Before trying to train your Husky, you must first know about the background for the breed. Huskies were originally bred to work as sled dogs. They really are accustomed to being pack leaders and consequently, are very strong willed, independent and stubborn dogs by character. These dogs are extremely energetic and need plenty of exercise or they're going to resort to being destructive. As a result of these traits, Huskies may be quite tough to train, but it's certainly not an impossible task.

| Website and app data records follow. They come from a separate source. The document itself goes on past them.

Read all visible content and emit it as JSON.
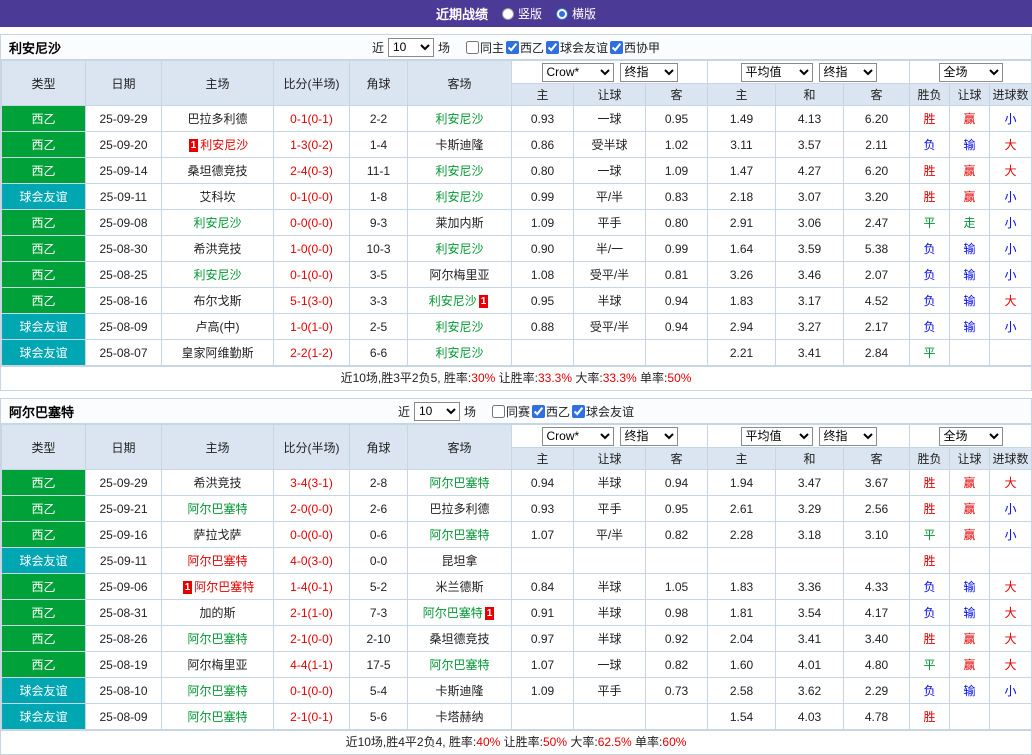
{
  "topbar": {
    "title": "近期战绩",
    "layout_options": [
      {
        "label": "竖版",
        "selected": false
      },
      {
        "label": "横版",
        "selected": true
      }
    ]
  },
  "colors": {
    "accent_purple": "#4c3a97",
    "league_badge_green": "#00a138",
    "friendly_badge_teal": "#00a7b3",
    "win_red": "#e60000",
    "lose_blue": "#0008e6",
    "draw_green": "#009933",
    "header_blue": "#dbe5f1"
  },
  "header": {
    "main_cols": [
      "类型",
      "日期",
      "主场",
      "比分(半场)",
      "角球",
      "客场"
    ],
    "odds_cols": [
      "主",
      "让球",
      "客"
    ],
    "avg_cols": [
      "主",
      "和",
      "客"
    ],
    "result_cols": [
      "胜负",
      "让球",
      "进球数"
    ],
    "dropdowns": {
      "odds_company": "Crow*",
      "odds_type": "终指",
      "avg_label": "平均值",
      "avg_type": "终指",
      "scope": "全场"
    }
  },
  "sections": [
    {
      "team": "利安尼沙",
      "filter": {
        "prefix": "近",
        "count": "10",
        "suffix": "场",
        "checkboxes": [
          {
            "label": "同主",
            "checked": false
          },
          {
            "label": "西乙",
            "checked": true
          },
          {
            "label": "球会友谊",
            "checked": true
          },
          {
            "label": "西协甲",
            "checked": true
          }
        ]
      },
      "rows": [
        {
          "type": "西乙",
          "type_style": "green",
          "date": "25-09-29",
          "home": {
            "name": "巴拉多利德",
            "color": "black"
          },
          "score": "0-1(0-1)",
          "corner": "2-2",
          "away": {
            "name": "利安尼沙",
            "color": "green"
          },
          "odds": [
            "0.93",
            "一球",
            "0.95"
          ],
          "avg": [
            "1.49",
            "4.13",
            "6.20"
          ],
          "outcome": {
            "text": "胜",
            "color": "red"
          },
          "handicap": {
            "text": "赢",
            "color": "red"
          },
          "goals": {
            "text": "小",
            "color": "blue"
          }
        },
        {
          "type": "西乙",
          "type_style": "green",
          "date": "25-09-20",
          "home": {
            "name": "利安尼沙",
            "color": "red",
            "badge": "1",
            "badge_pos": "before"
          },
          "score": "1-3(0-2)",
          "corner": "1-4",
          "away": {
            "name": "卡斯迪隆",
            "color": "black"
          },
          "odds": [
            "0.86",
            "受半球",
            "1.02"
          ],
          "avg": [
            "3.11",
            "3.57",
            "2.11"
          ],
          "outcome": {
            "text": "负",
            "color": "blue"
          },
          "handicap": {
            "text": "输",
            "color": "blue"
          },
          "goals": {
            "text": "大",
            "color": "red"
          }
        },
        {
          "type": "西乙",
          "type_style": "green",
          "date": "25-09-14",
          "home": {
            "name": "桑坦德竞技",
            "color": "black"
          },
          "score": "2-4(0-3)",
          "corner": "11-1",
          "away": {
            "name": "利安尼沙",
            "color": "green"
          },
          "odds": [
            "0.80",
            "一球",
            "1.09"
          ],
          "avg": [
            "1.47",
            "4.27",
            "6.20"
          ],
          "outcome": {
            "text": "胜",
            "color": "red"
          },
          "handicap": {
            "text": "赢",
            "color": "red"
          },
          "goals": {
            "text": "大",
            "color": "red"
          }
        },
        {
          "type": "球会友谊",
          "type_style": "teal",
          "date": "25-09-11",
          "home": {
            "name": "艾科坎",
            "color": "black"
          },
          "score": "0-1(0-0)",
          "corner": "1-8",
          "away": {
            "name": "利安尼沙",
            "color": "green"
          },
          "odds": [
            "0.99",
            "平/半",
            "0.83"
          ],
          "avg": [
            "2.18",
            "3.07",
            "3.20"
          ],
          "outcome": {
            "text": "胜",
            "color": "red"
          },
          "handicap": {
            "text": "赢",
            "color": "red"
          },
          "goals": {
            "text": "小",
            "color": "blue"
          }
        },
        {
          "type": "西乙",
          "type_style": "green",
          "date": "25-09-08",
          "home": {
            "name": "利安尼沙",
            "color": "green"
          },
          "score": "0-0(0-0)",
          "corner": "9-3",
          "away": {
            "name": "莱加内斯",
            "color": "black"
          },
          "odds": [
            "1.09",
            "平手",
            "0.80"
          ],
          "avg": [
            "2.91",
            "3.06",
            "2.47"
          ],
          "outcome": {
            "text": "平",
            "color": "green"
          },
          "handicap": {
            "text": "走",
            "color": "green"
          },
          "goals": {
            "text": "小",
            "color": "blue"
          }
        },
        {
          "type": "西乙",
          "type_style": "green",
          "date": "25-08-30",
          "home": {
            "name": "希洪竞技",
            "color": "black"
          },
          "score": "1-0(0-0)",
          "corner": "10-3",
          "away": {
            "name": "利安尼沙",
            "color": "green"
          },
          "odds": [
            "0.90",
            "半/一",
            "0.99"
          ],
          "avg": [
            "1.64",
            "3.59",
            "5.38"
          ],
          "outcome": {
            "text": "负",
            "color": "blue"
          },
          "handicap": {
            "text": "输",
            "color": "blue"
          },
          "goals": {
            "text": "小",
            "color": "blue"
          }
        },
        {
          "type": "西乙",
          "type_style": "green",
          "date": "25-08-25",
          "home": {
            "name": "利安尼沙",
            "color": "green"
          },
          "score": "0-1(0-0)",
          "corner": "3-5",
          "away": {
            "name": "阿尔梅里亚",
            "color": "black"
          },
          "odds": [
            "1.08",
            "受平/半",
            "0.81"
          ],
          "avg": [
            "3.26",
            "3.46",
            "2.07"
          ],
          "outcome": {
            "text": "负",
            "color": "blue"
          },
          "handicap": {
            "text": "输",
            "color": "blue"
          },
          "goals": {
            "text": "小",
            "color": "blue"
          }
        },
        {
          "type": "西乙",
          "type_style": "green",
          "date": "25-08-16",
          "home": {
            "name": "布尔戈斯",
            "color": "black"
          },
          "score": "5-1(3-0)",
          "corner": "3-3",
          "away": {
            "name": "利安尼沙",
            "color": "green",
            "badge": "1",
            "badge_pos": "after"
          },
          "odds": [
            "0.95",
            "半球",
            "0.94"
          ],
          "avg": [
            "1.83",
            "3.17",
            "4.52"
          ],
          "outcome": {
            "text": "负",
            "color": "blue"
          },
          "handicap": {
            "text": "输",
            "color": "blue"
          },
          "goals": {
            "text": "大",
            "color": "red"
          }
        },
        {
          "type": "球会友谊",
          "type_style": "teal",
          "date": "25-08-09",
          "home": {
            "name": "卢高(中)",
            "color": "black"
          },
          "score": "1-0(1-0)",
          "corner": "2-5",
          "away": {
            "name": "利安尼沙",
            "color": "green"
          },
          "odds": [
            "0.88",
            "受平/半",
            "0.94"
          ],
          "avg": [
            "2.94",
            "3.27",
            "2.17"
          ],
          "outcome": {
            "text": "负",
            "color": "blue"
          },
          "handicap": {
            "text": "输",
            "color": "blue"
          },
          "goals": {
            "text": "小",
            "color": "blue"
          }
        },
        {
          "type": "球会友谊",
          "type_style": "teal",
          "date": "25-08-07",
          "home": {
            "name": "皇家阿维勤斯",
            "color": "black"
          },
          "score": "2-2(1-2)",
          "corner": "6-6",
          "away": {
            "name": "利安尼沙",
            "color": "green"
          },
          "odds": [
            "",
            "",
            ""
          ],
          "avg": [
            "2.21",
            "3.41",
            "2.84"
          ],
          "outcome": {
            "text": "平",
            "color": "green"
          },
          "handicap": {
            "text": "",
            "color": "black"
          },
          "goals": {
            "text": "",
            "color": "black"
          }
        }
      ],
      "summary": [
        {
          "text": "近10场,胜3平2负5, 胜率:",
          "color": "black"
        },
        {
          "text": "30%",
          "color": "red"
        },
        {
          "text": " 让胜率:",
          "color": "black"
        },
        {
          "text": "33.3%",
          "color": "red"
        },
        {
          "text": " 大率:",
          "color": "black"
        },
        {
          "text": "33.3%",
          "color": "red"
        },
        {
          "text": " 单率:",
          "color": "black"
        },
        {
          "text": "50%",
          "color": "red"
        }
      ]
    },
    {
      "team": "阿尔巴塞特",
      "filter": {
        "prefix": "近",
        "count": "10",
        "suffix": "场",
        "checkboxes": [
          {
            "label": "同赛",
            "checked": false
          },
          {
            "label": "西乙",
            "checked": true
          },
          {
            "label": "球会友谊",
            "checked": true
          }
        ]
      },
      "rows": [
        {
          "type": "西乙",
          "type_style": "green",
          "date": "25-09-29",
          "home": {
            "name": "希洪竞技",
            "color": "black"
          },
          "score": "3-4(3-1)",
          "corner": "2-8",
          "away": {
            "name": "阿尔巴塞特",
            "color": "green"
          },
          "odds": [
            "0.94",
            "半球",
            "0.94"
          ],
          "avg": [
            "1.94",
            "3.47",
            "3.67"
          ],
          "outcome": {
            "text": "胜",
            "color": "red"
          },
          "handicap": {
            "text": "赢",
            "color": "red"
          },
          "goals": {
            "text": "大",
            "color": "red"
          }
        },
        {
          "type": "西乙",
          "type_style": "green",
          "date": "25-09-21",
          "home": {
            "name": "阿尔巴塞特",
            "color": "green"
          },
          "score": "2-0(0-0)",
          "corner": "2-6",
          "away": {
            "name": "巴拉多利德",
            "color": "black"
          },
          "odds": [
            "0.93",
            "平手",
            "0.95"
          ],
          "avg": [
            "2.61",
            "3.29",
            "2.56"
          ],
          "outcome": {
            "text": "胜",
            "color": "red"
          },
          "handicap": {
            "text": "赢",
            "color": "red"
          },
          "goals": {
            "text": "小",
            "color": "blue"
          }
        },
        {
          "type": "西乙",
          "type_style": "green",
          "date": "25-09-16",
          "home": {
            "name": "萨拉戈萨",
            "color": "black"
          },
          "score": "0-0(0-0)",
          "corner": "0-6",
          "away": {
            "name": "阿尔巴塞特",
            "color": "green"
          },
          "odds": [
            "1.07",
            "平/半",
            "0.82"
          ],
          "avg": [
            "2.28",
            "3.18",
            "3.10"
          ],
          "outcome": {
            "text": "平",
            "color": "green"
          },
          "handicap": {
            "text": "赢",
            "color": "red"
          },
          "goals": {
            "text": "小",
            "color": "blue"
          }
        },
        {
          "type": "球会友谊",
          "type_style": "teal",
          "date": "25-09-11",
          "home": {
            "name": "阿尔巴塞特",
            "color": "red"
          },
          "score": "4-0(3-0)",
          "corner": "0-0",
          "away": {
            "name": "昆坦拿",
            "color": "black"
          },
          "odds": [
            "",
            "",
            ""
          ],
          "avg": [
            "",
            "",
            ""
          ],
          "outcome": {
            "text": "胜",
            "color": "red"
          },
          "handicap": {
            "text": "",
            "color": "black"
          },
          "goals": {
            "text": "",
            "color": "black"
          }
        },
        {
          "type": "西乙",
          "type_style": "green",
          "date": "25-09-06",
          "home": {
            "name": "阿尔巴塞特",
            "color": "red",
            "badge": "1",
            "badge_pos": "before"
          },
          "score": "1-4(0-1)",
          "corner": "5-2",
          "away": {
            "name": "米兰德斯",
            "color": "black"
          },
          "odds": [
            "0.84",
            "半球",
            "1.05"
          ],
          "avg": [
            "1.83",
            "3.36",
            "4.33"
          ],
          "outcome": {
            "text": "负",
            "color": "blue"
          },
          "handicap": {
            "text": "输",
            "color": "blue"
          },
          "goals": {
            "text": "大",
            "color": "red"
          }
        },
        {
          "type": "西乙",
          "type_style": "green",
          "date": "25-08-31",
          "home": {
            "name": "加的斯",
            "color": "black"
          },
          "score": "2-1(1-0)",
          "corner": "7-3",
          "away": {
            "name": "阿尔巴塞特",
            "color": "green",
            "badge": "1",
            "badge_pos": "after"
          },
          "odds": [
            "0.91",
            "半球",
            "0.98"
          ],
          "avg": [
            "1.81",
            "3.54",
            "4.17"
          ],
          "outcome": {
            "text": "负",
            "color": "blue"
          },
          "handicap": {
            "text": "输",
            "color": "blue"
          },
          "goals": {
            "text": "大",
            "color": "red"
          }
        },
        {
          "type": "西乙",
          "type_style": "green",
          "date": "25-08-26",
          "home": {
            "name": "阿尔巴塞特",
            "color": "green"
          },
          "score": "2-1(0-0)",
          "corner": "2-10",
          "away": {
            "name": "桑坦德竞技",
            "color": "black"
          },
          "odds": [
            "0.97",
            "半球",
            "0.92"
          ],
          "avg": [
            "2.04",
            "3.41",
            "3.40"
          ],
          "outcome": {
            "text": "胜",
            "color": "red"
          },
          "handicap": {
            "text": "赢",
            "color": "red"
          },
          "goals": {
            "text": "大",
            "color": "red"
          }
        },
        {
          "type": "西乙",
          "type_style": "green",
          "date": "25-08-19",
          "home": {
            "name": "阿尔梅里亚",
            "color": "black"
          },
          "score": "4-4(1-1)",
          "corner": "17-5",
          "away": {
            "name": "阿尔巴塞特",
            "color": "green"
          },
          "odds": [
            "1.07",
            "一球",
            "0.82"
          ],
          "avg": [
            "1.60",
            "4.01",
            "4.80"
          ],
          "outcome": {
            "text": "平",
            "color": "green"
          },
          "handicap": {
            "text": "赢",
            "color": "red"
          },
          "goals": {
            "text": "大",
            "color": "red"
          }
        },
        {
          "type": "球会友谊",
          "type_style": "teal",
          "date": "25-08-10",
          "home": {
            "name": "阿尔巴塞特",
            "color": "green"
          },
          "score": "0-1(0-0)",
          "corner": "5-4",
          "away": {
            "name": "卡斯迪隆",
            "color": "black"
          },
          "odds": [
            "1.09",
            "平手",
            "0.73"
          ],
          "avg": [
            "2.58",
            "3.62",
            "2.29"
          ],
          "outcome": {
            "text": "负",
            "color": "blue"
          },
          "handicap": {
            "text": "输",
            "color": "blue"
          },
          "goals": {
            "text": "小",
            "color": "blue"
          }
        },
        {
          "type": "球会友谊",
          "type_style": "teal",
          "date": "25-08-09",
          "home": {
            "name": "阿尔巴塞特",
            "color": "green"
          },
          "score": "2-1(0-1)",
          "corner": "5-6",
          "away": {
            "name": "卡塔赫纳",
            "color": "black"
          },
          "odds": [
            "",
            "",
            ""
          ],
          "avg": [
            "1.54",
            "4.03",
            "4.78"
          ],
          "outcome": {
            "text": "胜",
            "color": "red"
          },
          "handicap": {
            "text": "",
            "color": "black"
          },
          "goals": {
            "text": "",
            "color": "black"
          }
        }
      ],
      "summary": [
        {
          "text": "近10场,胜4平2负4, 胜率:",
          "color": "black"
        },
        {
          "text": "40%",
          "color": "red"
        },
        {
          "text": " 让胜率:",
          "color": "black"
        },
        {
          "text": "50%",
          "color": "red"
        },
        {
          "text": " 大率:",
          "color": "black"
        },
        {
          "text": "62.5%",
          "color": "red"
        },
        {
          "text": " 单率:",
          "color": "black"
        },
        {
          "text": "60%",
          "color": "red"
        }
      ]
    }
  ]
}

All Husky training tips will agree that Husky training is rather different from training other breeds. You must be as strong-willed as your Husky. In other words, you need to match his stubbornness. Be prepared to give firm and leading commands or he will not see a reason to respect or obey you. When training a Husky, you must have lots of patience and a good understanding of his temperament. While training a Husky can definitely test your patience, the results will definitely pay off.

Training your Husky as early as possible is recommended. Bring him to obedience classes and train him in areas with few distractions. Establishing yourself as alpha is imperative with Huskies because they must see you as their leader or will see no reason to obey you. It is best to train Huskies as puppies because they are still in the formative stage of their lives and have yet to develop bad habits.

Huskies are notorious for being difficult to train. But if you are aware of the background and temperament of this breed, and start training early, you will see that training them isn't really the nightmare that you may have thought it was. If you have lots of patience and consistency, then the results will be extremely rewarding. With these Husky training tips, you should have gained a greater understanding of how to train a Husky.

For more Husky training tips and solutions to Husky problems, visit Siberian Husky Training!